This brings us to the last milestone; the one of the "Centenary Man".  I have not lived for 100 years.  Not yet.  Hence I cannot celebrate the event.  But this is my 100th blog post.  Crossing this milestone of 100 blog posts allows me the privilege of a blog post on "Centenary Men" as the 101st.  After all, 100 blog posts in 150 days gives a strike rate of 66.66 which is better than that of the "Wall".


  1. Excellent write ups. Keep it going.
    Congratulations on the completion of 100 blogs.

  2. Nice article Congratulations for the 100th Blog of yours.Great

  3. Congratulations on the century! Looking forward to many other centuries....

  4. You have covered many things some of which I have observed.
    Congratulations for completing the 100th blog. I am sure
    I will read many many more blogs of yours during my time.

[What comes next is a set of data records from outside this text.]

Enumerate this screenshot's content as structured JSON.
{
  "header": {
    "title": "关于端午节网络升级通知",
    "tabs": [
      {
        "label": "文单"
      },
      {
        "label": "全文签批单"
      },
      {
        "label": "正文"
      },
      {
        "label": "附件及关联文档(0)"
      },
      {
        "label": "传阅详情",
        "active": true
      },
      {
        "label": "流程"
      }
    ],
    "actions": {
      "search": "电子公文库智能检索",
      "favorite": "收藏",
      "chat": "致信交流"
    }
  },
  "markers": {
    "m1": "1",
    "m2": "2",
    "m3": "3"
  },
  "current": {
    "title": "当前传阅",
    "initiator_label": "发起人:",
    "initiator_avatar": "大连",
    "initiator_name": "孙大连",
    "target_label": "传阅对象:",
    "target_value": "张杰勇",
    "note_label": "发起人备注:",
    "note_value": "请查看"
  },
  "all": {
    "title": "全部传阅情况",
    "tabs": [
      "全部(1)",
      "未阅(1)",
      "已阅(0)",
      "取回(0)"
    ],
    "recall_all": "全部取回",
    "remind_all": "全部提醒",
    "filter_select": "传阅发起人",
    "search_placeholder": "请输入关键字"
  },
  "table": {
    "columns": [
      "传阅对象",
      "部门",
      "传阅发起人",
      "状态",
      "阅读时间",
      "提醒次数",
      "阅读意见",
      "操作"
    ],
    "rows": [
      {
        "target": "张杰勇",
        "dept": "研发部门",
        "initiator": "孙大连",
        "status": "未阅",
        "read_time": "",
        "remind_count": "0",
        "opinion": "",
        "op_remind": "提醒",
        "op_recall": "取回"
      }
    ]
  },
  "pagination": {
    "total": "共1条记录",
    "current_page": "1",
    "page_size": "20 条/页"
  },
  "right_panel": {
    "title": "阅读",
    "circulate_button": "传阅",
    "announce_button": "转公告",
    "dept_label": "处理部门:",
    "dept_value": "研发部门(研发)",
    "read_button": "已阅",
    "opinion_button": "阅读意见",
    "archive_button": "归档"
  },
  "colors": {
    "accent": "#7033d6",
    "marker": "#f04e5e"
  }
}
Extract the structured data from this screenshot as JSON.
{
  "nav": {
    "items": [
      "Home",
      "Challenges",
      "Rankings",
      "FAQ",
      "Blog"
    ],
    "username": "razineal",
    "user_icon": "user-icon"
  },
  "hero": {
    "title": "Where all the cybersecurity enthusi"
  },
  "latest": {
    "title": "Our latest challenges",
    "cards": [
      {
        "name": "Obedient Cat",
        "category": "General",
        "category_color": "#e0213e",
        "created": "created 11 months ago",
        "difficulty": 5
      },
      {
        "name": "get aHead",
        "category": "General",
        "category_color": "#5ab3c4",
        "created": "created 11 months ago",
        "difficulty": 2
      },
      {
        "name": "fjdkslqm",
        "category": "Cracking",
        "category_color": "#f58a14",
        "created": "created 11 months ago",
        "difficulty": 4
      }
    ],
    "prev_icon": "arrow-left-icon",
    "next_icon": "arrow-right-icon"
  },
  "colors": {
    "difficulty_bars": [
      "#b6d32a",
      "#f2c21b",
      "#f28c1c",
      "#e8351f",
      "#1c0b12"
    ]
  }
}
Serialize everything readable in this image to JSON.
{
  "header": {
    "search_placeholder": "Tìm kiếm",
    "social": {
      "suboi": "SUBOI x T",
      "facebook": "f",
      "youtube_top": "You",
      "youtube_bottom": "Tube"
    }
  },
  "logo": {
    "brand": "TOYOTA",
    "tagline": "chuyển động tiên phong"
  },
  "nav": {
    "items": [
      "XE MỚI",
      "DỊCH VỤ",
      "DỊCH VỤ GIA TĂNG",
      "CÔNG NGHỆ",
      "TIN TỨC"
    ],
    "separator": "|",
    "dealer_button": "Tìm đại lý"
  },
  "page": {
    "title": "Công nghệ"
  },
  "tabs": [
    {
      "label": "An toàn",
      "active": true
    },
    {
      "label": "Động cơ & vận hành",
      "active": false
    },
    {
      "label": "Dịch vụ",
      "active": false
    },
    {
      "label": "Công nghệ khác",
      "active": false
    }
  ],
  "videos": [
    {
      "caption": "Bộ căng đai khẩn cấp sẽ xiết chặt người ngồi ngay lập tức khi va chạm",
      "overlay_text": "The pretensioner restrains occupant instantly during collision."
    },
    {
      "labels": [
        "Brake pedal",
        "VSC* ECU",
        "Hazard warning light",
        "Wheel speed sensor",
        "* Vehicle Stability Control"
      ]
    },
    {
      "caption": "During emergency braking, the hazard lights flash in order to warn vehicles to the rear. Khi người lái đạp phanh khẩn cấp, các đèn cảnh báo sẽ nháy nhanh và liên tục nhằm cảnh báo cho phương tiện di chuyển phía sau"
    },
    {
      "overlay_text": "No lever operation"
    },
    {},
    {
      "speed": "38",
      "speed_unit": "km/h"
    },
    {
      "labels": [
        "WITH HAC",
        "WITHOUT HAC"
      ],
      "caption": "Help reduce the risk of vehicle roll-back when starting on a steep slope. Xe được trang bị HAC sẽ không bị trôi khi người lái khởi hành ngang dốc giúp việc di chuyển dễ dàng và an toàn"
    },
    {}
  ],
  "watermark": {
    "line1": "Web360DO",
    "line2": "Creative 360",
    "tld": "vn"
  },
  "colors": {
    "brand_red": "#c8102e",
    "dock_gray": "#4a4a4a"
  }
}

  5. Dear Keshavamurthy, I love to read your articles. You must have gained this wisdom by sustained interest. Writing 100 blogs is only a proof of your consistant belief in quality thinking. What you have written about is the legnth of life. What you have lived is the quality of life. Keep it up. Regards: Satish Kalra

  6. Congratulations on your 100th blogpost! Keep writing!

  7. Congratulations! for completing 100, wish you complete 100x100, soon.

  8. I remember one incident my grandmother used to tell me. My Dodappa and my ajji's sister (his chikamma) were almost same age; infact Rathna aunty was some months younger to him and my great grand-mother used to shoo them away when they were playing mane aata :)
    i dont know if we can call this generation gap......
    It is really nice to see you writing a lot these days; i remember the stories you used to write when you were posted in Mysore; Congrats on the 100th blog. All the best

  9. Congratulatons on your 100th blogpost! Keep writing!
    Smt. Parvathamma is my grand mother and I am so happy to see that archive photograph, where five generations are seen together.

    Rama Mohan, V C

  10. congratulations....


  11. Congratulations on your 100 plus blogs.. A query to be answered what is Prapotra santhi? Why this santhi is performed? When this santhi needs to be performed? What are the rituals and philosophical benefits in ones life ?

  12. Congrats on ur 100 plus blogs , have a query to be cleared ? What is called yo be Prapotra shanthi ? Why it has to be conducted? What s the right time to conduct this shanthi ? What are its ritual and philosophical benefits to a persons life.

  13. Thank you Keshavamurthy sir. Wonderful narration once again. We had the privilege of celebrating Kanakabhisheka for My mother Smt.Sharadamma (92+)during the 1st birth day of her great grand son. Also my mother has her great great grand son (through her daughter lineage) and I trying to collect that photograph. Once again thanks for all the info.Lakshminarayana K